● WORKING DATA:

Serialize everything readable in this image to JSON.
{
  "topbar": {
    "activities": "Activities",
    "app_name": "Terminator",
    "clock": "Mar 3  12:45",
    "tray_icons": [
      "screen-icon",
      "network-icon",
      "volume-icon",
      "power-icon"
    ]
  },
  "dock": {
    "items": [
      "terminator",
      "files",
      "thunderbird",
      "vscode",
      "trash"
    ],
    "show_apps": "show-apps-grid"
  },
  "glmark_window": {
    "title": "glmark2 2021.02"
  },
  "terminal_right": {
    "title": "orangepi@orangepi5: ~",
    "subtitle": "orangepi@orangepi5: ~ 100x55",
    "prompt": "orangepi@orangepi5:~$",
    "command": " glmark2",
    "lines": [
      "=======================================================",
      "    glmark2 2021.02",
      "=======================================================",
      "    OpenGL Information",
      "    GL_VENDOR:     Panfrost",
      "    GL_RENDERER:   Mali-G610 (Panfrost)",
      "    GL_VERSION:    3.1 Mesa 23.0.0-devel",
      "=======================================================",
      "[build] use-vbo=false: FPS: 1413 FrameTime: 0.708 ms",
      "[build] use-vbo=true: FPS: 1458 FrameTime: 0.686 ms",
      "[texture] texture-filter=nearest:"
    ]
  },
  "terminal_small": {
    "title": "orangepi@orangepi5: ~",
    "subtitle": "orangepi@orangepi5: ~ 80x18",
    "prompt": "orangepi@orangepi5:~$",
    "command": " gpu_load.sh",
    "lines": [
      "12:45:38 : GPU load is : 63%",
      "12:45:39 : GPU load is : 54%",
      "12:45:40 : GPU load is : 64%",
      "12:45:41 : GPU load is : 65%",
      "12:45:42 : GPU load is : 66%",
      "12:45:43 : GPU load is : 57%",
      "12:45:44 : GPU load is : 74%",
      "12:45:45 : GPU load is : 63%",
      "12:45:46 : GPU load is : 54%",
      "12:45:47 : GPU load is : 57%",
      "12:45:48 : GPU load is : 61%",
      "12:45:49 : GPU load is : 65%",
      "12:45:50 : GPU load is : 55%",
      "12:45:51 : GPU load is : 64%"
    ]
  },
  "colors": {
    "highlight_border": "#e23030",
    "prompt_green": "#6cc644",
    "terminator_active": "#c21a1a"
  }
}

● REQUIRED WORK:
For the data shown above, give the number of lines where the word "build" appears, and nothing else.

● RESPONSE TO THIS TASK:
2